- [BRIEF]: Where the line containing "Parse this screenshot: output" appears, start copying; continue through the last line below and copy nothing else.

(Items from an interface collection)
++++

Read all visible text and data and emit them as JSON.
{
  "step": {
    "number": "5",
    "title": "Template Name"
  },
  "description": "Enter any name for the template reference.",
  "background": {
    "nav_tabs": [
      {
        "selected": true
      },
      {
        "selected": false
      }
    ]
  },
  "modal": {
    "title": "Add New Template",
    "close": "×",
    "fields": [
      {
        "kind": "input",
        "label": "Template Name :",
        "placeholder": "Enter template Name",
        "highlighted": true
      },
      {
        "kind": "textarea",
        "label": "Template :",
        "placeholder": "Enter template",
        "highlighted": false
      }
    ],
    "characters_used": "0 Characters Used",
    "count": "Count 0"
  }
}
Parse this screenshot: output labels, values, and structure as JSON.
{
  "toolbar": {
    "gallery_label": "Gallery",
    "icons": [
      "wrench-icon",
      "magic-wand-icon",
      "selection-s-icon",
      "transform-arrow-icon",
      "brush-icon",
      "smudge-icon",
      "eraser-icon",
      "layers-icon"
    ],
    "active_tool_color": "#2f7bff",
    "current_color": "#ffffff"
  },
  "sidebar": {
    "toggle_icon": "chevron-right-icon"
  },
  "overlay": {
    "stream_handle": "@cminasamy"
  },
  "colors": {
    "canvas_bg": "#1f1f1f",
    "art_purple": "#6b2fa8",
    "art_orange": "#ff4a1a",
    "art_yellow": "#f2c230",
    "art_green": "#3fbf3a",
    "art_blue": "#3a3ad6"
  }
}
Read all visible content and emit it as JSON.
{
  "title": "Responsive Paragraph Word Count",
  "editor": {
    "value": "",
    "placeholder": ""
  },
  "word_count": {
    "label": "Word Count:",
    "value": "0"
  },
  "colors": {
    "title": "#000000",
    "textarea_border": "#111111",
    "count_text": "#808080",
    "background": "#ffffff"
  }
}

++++

- [RESULT OF THIS TASK]:
Parse this screenshot: output labels, values, and structure as JSON.
{
  "toolbar": {
    "gallery_label": "Gallery",
    "icons": [
      "wrench-icon",
      "magic-wand-icon",
      "selection-s-icon",
      "transform-arrow-icon",
      "brush-icon",
      "smudge-icon",
      "eraser-icon",
      "layers-icon"
    ],
    "active_tool_color": "#2f7bff",
    "current_color": "#ffffff"
  },
  "sidebar": {
    "toggle_icon": "chevron-right-icon"
  },
  "overlay": {
    "stream_handle": "@cminasamy"
  },
  "colors": {
    "canvas_bg": "#1f1f1f",
    "art_purple": "#6b2fa8",
    "art_orange": "#ff4a1a",
    "art_yellow": "#f2c230",
    "art_green": "#3fbf3a",
    "art_blue": "#3a3ad6"
  }
}
Read all visible content and emit it as JSON.
{
  "title": "Responsive Paragraph Word Count",
  "editor": {
    "value": "",
    "placeholder": ""
  },
  "word_count": {
    "label": "Word Count:",
    "value": "0"
  },
  "colors": {
    "title": "#000000",
    "textarea_border": "#111111",
    "count_text": "#808080",
    "background": "#ffffff"
  }
}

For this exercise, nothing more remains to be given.